→ What the exercise asks
Repeat every record exactly as written, but leave out the pictures.

(Supplied data begins)

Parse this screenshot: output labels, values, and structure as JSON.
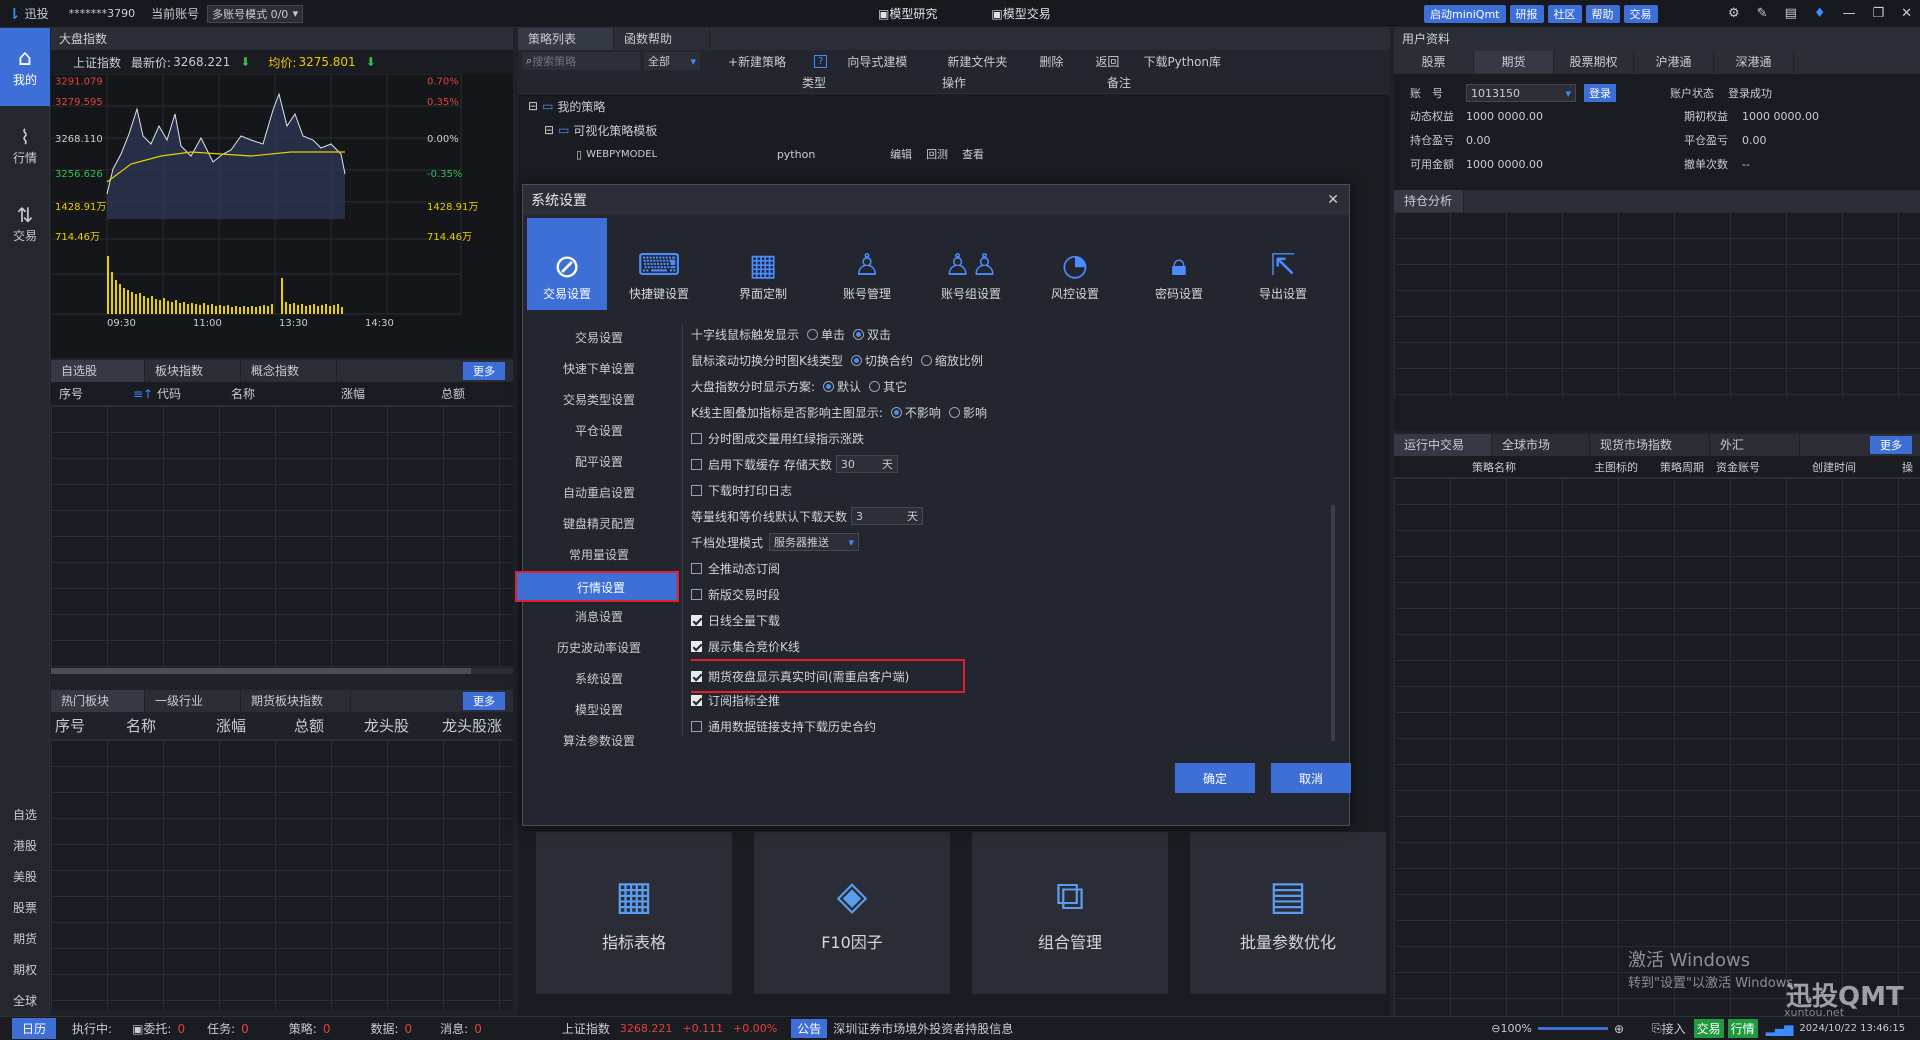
{
  "topbar": {
    "brand": "迅投",
    "account_mask": "*******3790",
    "current_account_label": "当前账号",
    "account_mode": "多账号模式 0/0",
    "center_tabs": [
      "模型研究",
      "模型交易"
    ],
    "right_buttons": [
      "启动miniQmt",
      "研报",
      "社区",
      "帮助",
      "交易"
    ]
  },
  "sidebar": {
    "top": [
      {
        "icon": "home-icon",
        "label": "我的"
      },
      {
        "icon": "chart-icon",
        "label": "行情"
      },
      {
        "icon": "trade-icon",
        "label": "交易"
      }
    ],
    "bottom": [
      "自选",
      "港股",
      "美股",
      "股票",
      "期货",
      "期权",
      "全球"
    ]
  },
  "index_panel": {
    "title": "大盘指数",
    "name": "上证指数",
    "latest_label": "最新价:",
    "latest": "3268.221",
    "avg_label": "均价:",
    "avg": "3275.801",
    "y_left": [
      "3291.079",
      "3279.595",
      "3268.110",
      "3256.626"
    ],
    "y_right": [
      "0.70%",
      "0.35%",
      "0.00%",
      "-0.35%"
    ],
    "vol_left": [
      "1428.91万",
      "714.46万"
    ],
    "vol_right": [
      "1428.91万",
      "714.46万"
    ],
    "x_ticks": [
      "09:30",
      "11:00",
      "13:30",
      "14:30"
    ]
  },
  "watch_tabs": {
    "tabs": [
      "自选股",
      "板块指数",
      "概念指数"
    ],
    "more": "更多",
    "cols": [
      "序号",
      "代码",
      "名称",
      "涨幅",
      "总额"
    ]
  },
  "sector_tabs": {
    "tabs": [
      "热门板块",
      "一级行业",
      "期货板块指数"
    ],
    "more": "更多",
    "cols": [
      "序号",
      "名称",
      "涨幅",
      "总额",
      "龙头股",
      "龙头股涨"
    ]
  },
  "strategy": {
    "tabs": [
      "策略列表",
      "函数帮助"
    ],
    "search_placeholder": "搜索策略",
    "filter": "全部",
    "actions": [
      "+新建策略",
      "?",
      "向导式建模",
      "新建文件夹",
      "删除",
      "返回",
      "下载Python库"
    ],
    "cols": [
      "类型",
      "操作",
      "备注"
    ],
    "tree": [
      {
        "label": "我的策略"
      },
      {
        "label": "可视化策略模板"
      },
      {
        "label": "WEBPYMODEL",
        "type": "python",
        "ops": [
          "编辑",
          "回测",
          "查看"
        ]
      }
    ]
  },
  "user_panel": {
    "title": "用户资料",
    "tabs": [
      "股票",
      "期货",
      "股票期权",
      "沪港通",
      "深港通"
    ],
    "account_label": "账　号",
    "account": "1013150",
    "login_btn": "登录",
    "status_label": "账户状态",
    "status": "登录成功",
    "fields": [
      [
        "动态权益",
        "1000 0000.00",
        "期初权益",
        "1000 0000.00"
      ],
      [
        "持仓盈亏",
        "0.00",
        "平仓盈亏",
        "0.00"
      ],
      [
        "可用金额",
        "1000 0000.00",
        "撤单次数",
        "--"
      ]
    ],
    "position_title": "持仓分析"
  },
  "run_panel": {
    "tabs": [
      "运行中交易",
      "全球市场",
      "现货市场指数",
      "外汇"
    ],
    "more": "更多",
    "cols": [
      "策略名称",
      "主图标的",
      "策略周期",
      "资金账号",
      "创建时间",
      "操"
    ]
  },
  "modal": {
    "title": "系统设置",
    "icon_tabs": [
      {
        "icon": "trade-settings-icon",
        "label": "交易设置"
      },
      {
        "icon": "keyboard-icon",
        "label": "快捷键设置"
      },
      {
        "icon": "layout-icon",
        "label": "界面定制"
      },
      {
        "icon": "user-icon",
        "label": "账号管理"
      },
      {
        "icon": "users-icon",
        "label": "账号组设置"
      },
      {
        "icon": "gauge-icon",
        "label": "风控设置"
      },
      {
        "icon": "lock-icon",
        "label": "密码设置"
      },
      {
        "icon": "export-icon",
        "label": "导出设置"
      }
    ],
    "menu": [
      "交易设置",
      "快速下单设置",
      "交易类型设置",
      "平仓设置",
      "配平设置",
      "自动重启设置",
      "键盘精灵配置",
      "常用量设置",
      "行情设置",
      "消息设置",
      "历史波动率设置",
      "系统设置",
      "模型设置",
      "算法参数设置"
    ],
    "options": {
      "crosshair": {
        "label": "十字线鼠标触发显示",
        "a": "单击",
        "b": "双击"
      },
      "scroll": {
        "label": "鼠标滚动切换分时图K线类型",
        "a": "切换合约",
        "b": "缩放比例"
      },
      "index_scheme": {
        "label": "大盘指数分时显示方案:",
        "a": "默认",
        "b": "其它"
      },
      "kline_overlay": {
        "label": "K线主图叠加指标是否影响主图显示:",
        "a": "不影响",
        "b": "影响"
      },
      "checks1": [
        "分时图成交量用红绿指示涨跌",
        "启用下载缓存 存储天数"
      ],
      "cache_days": "30",
      "day_unit": "天",
      "check_print": "下载时打印日志",
      "default_days_label": "等量线和等价线默认下载天数",
      "default_days": "3",
      "tick_mode_label": "千档处理模式",
      "tick_mode": "服务器推送",
      "checks2": [
        {
          "label": "全推动态订阅",
          "on": false
        },
        {
          "label": "新版交易时段",
          "on": false
        },
        {
          "label": "日线全量下载",
          "on": true
        },
        {
          "label": "展示集合竞价K线",
          "on": true
        },
        {
          "label": "期货夜盘显示真实时间(需重启客户端)",
          "on": true
        },
        {
          "label": "订阅指标全推",
          "on": true
        },
        {
          "label": "通用数据链接支持下载历史合约",
          "on": false
        }
      ]
    },
    "ok": "确定",
    "cancel": "取消"
  },
  "cards": [
    "指标表格",
    "F10因子",
    "组合管理",
    "批量参数优化"
  ],
  "watermark": {
    "line1": "激活 Windows",
    "line2": "转到\"设置\"以激活 Windows。",
    "brand": "迅投QMT",
    "url": "xuntou.net"
  },
  "bottombar": {
    "items": [
      "日历",
      "执行中:",
      "委托:",
      "0",
      "任务:",
      "0",
      "策略:",
      "0",
      "数据:",
      "0",
      "消息:",
      "0"
    ],
    "index_name": "上证指数",
    "index_val": "3268.221",
    "index_chg": "+0.111",
    "index_pct": "+0.00%",
    "notice_tag": "公告",
    "notice": "深圳证券市场境外投资者持股信息",
    "zoom": "100%",
    "import": "接入",
    "trade": "交易",
    "market": "行情",
    "datetime": "2024/10/22 13:46:15"
  }
}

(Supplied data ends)

→ Expected output
Parse this screenshot: output labels, values, and structure as JSON.
{
  "topbar": {
    "brand": "迅投",
    "account_mask": "*******3790",
    "current_account_label": "当前账号",
    "account_mode": "多账号模式 0/0",
    "center_tabs": [
      "模型研究",
      "模型交易"
    ],
    "right_buttons": [
      "启动miniQmt",
      "研报",
      "社区",
      "帮助",
      "交易"
    ]
  },
  "sidebar": {
    "top": [
      {
        "icon": "home-icon",
        "label": "我的"
      },
      {
        "icon": "chart-icon",
        "label": "行情"
      },
      {
        "icon": "trade-icon",
        "label": "交易"
      }
    ],
    "bottom": [
      "自选",
      "港股",
      "美股",
      "股票",
      "期货",
      "期权",
      "全球"
    ]
  },
  "index_panel": {
    "title": "大盘指数",
    "name": "上证指数",
    "latest_label": "最新价:",
    "latest": "3268.221",
    "avg_label": "均价:",
    "avg": "3275.801",
    "y_left": [
      "3291.079",
      "3279.595",
      "3268.110",
      "3256.626"
    ],
    "y_right": [
      "0.70%",
      "0.35%",
      "0.00%",
      "-0.35%"
    ],
    "vol_left": [
      "1428.91万",
      "714.46万"
    ],
    "vol_right": [
      "1428.91万",
      "714.46万"
    ],
    "x_ticks": [
      "09:30",
      "11:00",
      "13:30",
      "14:30"
    ]
  },
  "watch_tabs": {
    "tabs": [
      "自选股",
      "板块指数",
      "概念指数"
    ],
    "more": "更多",
    "cols": [
      "序号",
      "代码",
      "名称",
      "涨幅",
      "总额"
    ]
  },
  "sector_tabs": {
    "tabs": [
      "热门板块",
      "一级行业",
      "期货板块指数"
    ],
    "more": "更多",
    "cols": [
      "序号",
      "名称",
      "涨幅",
      "总额",
      "龙头股",
      "龙头股涨"
    ]
  },
  "strategy": {
    "tabs": [
      "策略列表",
      "函数帮助"
    ],
    "search_placeholder": "搜索策略",
    "filter": "全部",
    "actions": [
      "+新建策略",
      "?",
      "向导式建模",
      "新建文件夹",
      "删除",
      "返回",
      "下载Python库"
    ],
    "cols": [
      "类型",
      "操作",
      "备注"
    ],
    "tree": [
      {
        "label": "我的策略"
      },
      {
        "label": "可视化策略模板"
      },
      {
        "label": "WEBPYMODEL",
        "type": "python",
        "ops": [
          "编辑",
          "回测",
          "查看"
        ]
      }
    ]
  },
  "user_panel": {
    "title": "用户资料",
    "tabs": [
      "股票",
      "期货",
      "股票期权",
      "沪港通",
      "深港通"
    ],
    "account_label": "账　号",
    "account": "1013150",
    "login_btn": "登录",
    "status_label": "账户状态",
    "status": "登录成功",
    "fields": [
      [
        "动态权益",
        "1000 0000.00",
        "期初权益",
        "1000 0000.00"
      ],
      [
        "持仓盈亏",
        "0.00",
        "平仓盈亏",
        "0.00"
      ],
      [
        "可用金额",
        "1000 0000.00",
        "撤单次数",
        "--"
      ]
    ],
    "position_title": "持仓分析"
  },
  "run_panel": {
    "tabs": [
      "运行中交易",
      "全球市场",
      "现货市场指数",
      "外汇"
    ],
    "more": "更多",
    "cols": [
      "策略名称",
      "主图标的",
      "策略周期",
      "资金账号",
      "创建时间",
      "操"
    ]
  },
  "modal": {
    "title": "系统设置",
    "icon_tabs": [
      {
        "icon": "trade-settings-icon",
        "label": "交易设置"
      },
      {
        "icon": "keyboard-icon",
        "label": "快捷键设置"
      },
      {
        "icon": "layout-icon",
        "label": "界面定制"
      },
      {
        "icon": "user-icon",
        "label": "账号管理"
      },
      {
        "icon": "users-icon",
        "label": "账号组设置"
      },
      {
        "icon": "gauge-icon",
        "label": "风控设置"
      },
      {
        "icon": "lock-icon",
        "label": "密码设置"
      },
      {
        "icon": "export-icon",
        "label": "导出设置"
      }
    ],
    "menu": [
      "交易设置",
      "快速下单设置",
      "交易类型设置",
      "平仓设置",
      "配平设置",
      "自动重启设置",
      "键盘精灵配置",
      "常用量设置",
      "行情设置",
      "消息设置",
      "历史波动率设置",
      "系统设置",
      "模型设置",
      "算法参数设置"
    ],
    "options": {
      "crosshair": {
        "label": "十字线鼠标触发显示",
        "a": "单击",
        "b": "双击"
      },
      "scroll": {
        "label": "鼠标滚动切换分时图K线类型",
        "a": "切换合约",
        "b": "缩放比例"
      },
      "index_scheme": {
        "label": "大盘指数分时显示方案:",
        "a": "默认",
        "b": "其它"
      },
      "kline_overlay": {
        "label": "K线主图叠加指标是否影响主图显示:",
        "a": "不影响",
        "b": "影响"
      },
      "checks1": [
        "分时图成交量用红绿指示涨跌",
        "启用下载缓存 存储天数"
      ],
      "cache_days": "30",
      "day_unit": "天",
      "check_print": "下载时打印日志",
      "default_days_label": "等量线和等价线默认下载天数",
      "default_days": "3",
      "tick_mode_label": "千档处理模式",
      "tick_mode": "服务器推送",
      "checks2": [
        {
          "label": "全推动态订阅",
          "on": false
        },
        {
          "label": "新版交易时段",
          "on": false
        },
        {
          "label": "日线全量下载",
          "on": true
        },
        {
          "label": "展示集合竞价K线",
          "on": true
        },
        {
          "label": "期货夜盘显示真实时间(需重启客户端)",
          "on": true
        },
        {
          "label": "订阅指标全推",
          "on": true
        },
        {
          "label": "通用数据链接支持下载历史合约",
          "on": false
        }
      ]
    },
    "ok": "确定",
    "cancel": "取消"
  },
  "cards": [
    "指标表格",
    "F10因子",
    "组合管理",
    "批量参数优化"
  ],
  "watermark": {
    "line1": "激活 Windows",
    "line2": "转到\"设置\"以激活 Windows。",
    "brand": "迅投QMT",
    "url": "xuntou.net"
  },
  "bottombar": {
    "items": [
      "日历",
      "执行中:",
      "委托:",
      "0",
      "任务:",
      "0",
      "策略:",
      "0",
      "数据:",
      "0",
      "消息:",
      "0"
    ],
    "index_name": "上证指数",
    "index_val": "3268.221",
    "index_chg": "+0.111",
    "index_pct": "+0.00%",
    "notice_tag": "公告",
    "notice": "深圳证券市场境外投资者持股信息",
    "zoom": "100%",
    "import": "接入",
    "trade": "交易",
    "market": "行情",
    "datetime": "2024/10/22 13:46:15"
  }
}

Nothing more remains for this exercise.